She expressed the importance of service learning, a technique that combines community service with instruction and reflection, to enhance the educational experience for students and strengthen the relationships between schools and communities.

“It helps students apply the learnings from classes and coursework in the real world and especially the community,” she explained. “We do it well here but eventually we would like every student [to] have some of these experiences.”

The provost is responsible for ensuring that students get the best possible support and resources to have success in college and after. Nelson emphasized that the support is not just limited to academics but also other aspects of students’ lives. She acknowledged that most students have more on their plates than just academics, her goal is to give them an ample amount of support and resources to help them all around.

Nelson pointed out the annual student day of service at CSUEB, as well as several programs that involve tutoring and community cleanup projects. She expressed that it would be ideal to get every student a paid internship and service learning experience, as well as experience in their fields of study before they graduate to ensure their success after obtaining a degree.

CSUEB is known as a “commuter campus” where a lot of students do not live on campus and also work. Nelson credited the ability of CSUEB students to juggle multiple things in addition to school, such as work and family life, like she did during her time at the University of Nebraska when she worked and lived off campus.

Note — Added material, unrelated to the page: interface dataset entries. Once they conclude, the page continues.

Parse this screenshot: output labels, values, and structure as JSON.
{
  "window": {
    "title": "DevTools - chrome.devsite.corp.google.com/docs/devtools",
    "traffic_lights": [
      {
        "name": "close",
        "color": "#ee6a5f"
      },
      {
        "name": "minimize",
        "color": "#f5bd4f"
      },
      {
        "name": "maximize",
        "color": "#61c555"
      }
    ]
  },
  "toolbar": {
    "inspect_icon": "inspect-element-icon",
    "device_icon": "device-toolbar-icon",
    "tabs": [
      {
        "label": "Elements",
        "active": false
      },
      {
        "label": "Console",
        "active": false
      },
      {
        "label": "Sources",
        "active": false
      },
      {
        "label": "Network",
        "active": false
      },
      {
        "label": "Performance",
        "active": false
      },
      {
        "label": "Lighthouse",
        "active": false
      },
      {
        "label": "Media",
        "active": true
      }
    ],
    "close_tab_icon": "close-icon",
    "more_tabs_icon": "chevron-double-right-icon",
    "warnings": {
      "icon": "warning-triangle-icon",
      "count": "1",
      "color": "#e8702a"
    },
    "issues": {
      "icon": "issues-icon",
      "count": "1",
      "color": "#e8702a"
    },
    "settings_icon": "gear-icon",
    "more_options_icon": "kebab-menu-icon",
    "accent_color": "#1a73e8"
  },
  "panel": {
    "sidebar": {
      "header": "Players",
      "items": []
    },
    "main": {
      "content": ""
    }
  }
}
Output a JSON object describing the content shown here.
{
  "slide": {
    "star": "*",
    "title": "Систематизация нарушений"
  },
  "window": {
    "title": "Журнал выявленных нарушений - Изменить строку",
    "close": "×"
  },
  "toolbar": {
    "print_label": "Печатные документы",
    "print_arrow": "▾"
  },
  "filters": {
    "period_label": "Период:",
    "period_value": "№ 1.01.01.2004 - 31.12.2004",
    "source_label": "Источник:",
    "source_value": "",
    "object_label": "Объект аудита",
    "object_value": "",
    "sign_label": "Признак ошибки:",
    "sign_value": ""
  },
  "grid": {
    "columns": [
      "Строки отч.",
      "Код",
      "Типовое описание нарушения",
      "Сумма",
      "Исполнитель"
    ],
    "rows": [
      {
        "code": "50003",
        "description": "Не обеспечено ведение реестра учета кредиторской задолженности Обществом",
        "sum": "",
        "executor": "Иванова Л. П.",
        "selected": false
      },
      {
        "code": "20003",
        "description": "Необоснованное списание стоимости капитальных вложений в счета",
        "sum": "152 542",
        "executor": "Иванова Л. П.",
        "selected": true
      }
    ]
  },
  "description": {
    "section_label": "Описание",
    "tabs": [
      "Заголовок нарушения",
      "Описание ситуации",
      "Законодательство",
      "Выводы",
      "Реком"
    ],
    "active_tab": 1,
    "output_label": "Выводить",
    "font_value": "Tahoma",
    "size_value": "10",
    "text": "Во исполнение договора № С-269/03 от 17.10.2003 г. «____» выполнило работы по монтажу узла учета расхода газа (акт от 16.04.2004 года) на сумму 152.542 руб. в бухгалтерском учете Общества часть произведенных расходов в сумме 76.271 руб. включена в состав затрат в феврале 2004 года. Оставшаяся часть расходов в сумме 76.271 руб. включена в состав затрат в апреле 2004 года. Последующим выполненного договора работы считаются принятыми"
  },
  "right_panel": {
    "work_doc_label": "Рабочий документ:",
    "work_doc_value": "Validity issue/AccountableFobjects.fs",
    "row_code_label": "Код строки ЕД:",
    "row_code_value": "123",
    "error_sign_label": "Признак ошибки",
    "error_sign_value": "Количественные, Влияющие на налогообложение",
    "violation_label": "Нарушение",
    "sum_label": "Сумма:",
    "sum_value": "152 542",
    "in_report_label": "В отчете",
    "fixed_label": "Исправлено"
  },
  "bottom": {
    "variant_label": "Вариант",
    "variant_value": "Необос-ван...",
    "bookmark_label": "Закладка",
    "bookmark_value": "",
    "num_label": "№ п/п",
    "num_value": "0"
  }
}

When Nelson was a junior her brother was a sophomore and her sister was a freshman at the university.

“We all worked,” Nelson said. “We had to get to class in whatever was available once it was time to go. So if that meant piling up in Dad’s pickup truck then that’s what we did.”

Nelson feels that if CSUEB can work with businesses who pay interns it could provide valuable field experience. While she did recognize that getting new things funded could be a hurdle she is confident that through grants and other financial options a dent can be made.

“Grants are important,” Nelson said. “We were able to pay one student’s bus fare to an internship through a grant.”

Nelson also has some Bay Area roots as she received her master’s and doctorate from the University of San Francisco. She worked as a high school biology teacher and a middle school science teacher before she was hired by San Jose State University, where she was employed in several roles until her hiring at CSUEB.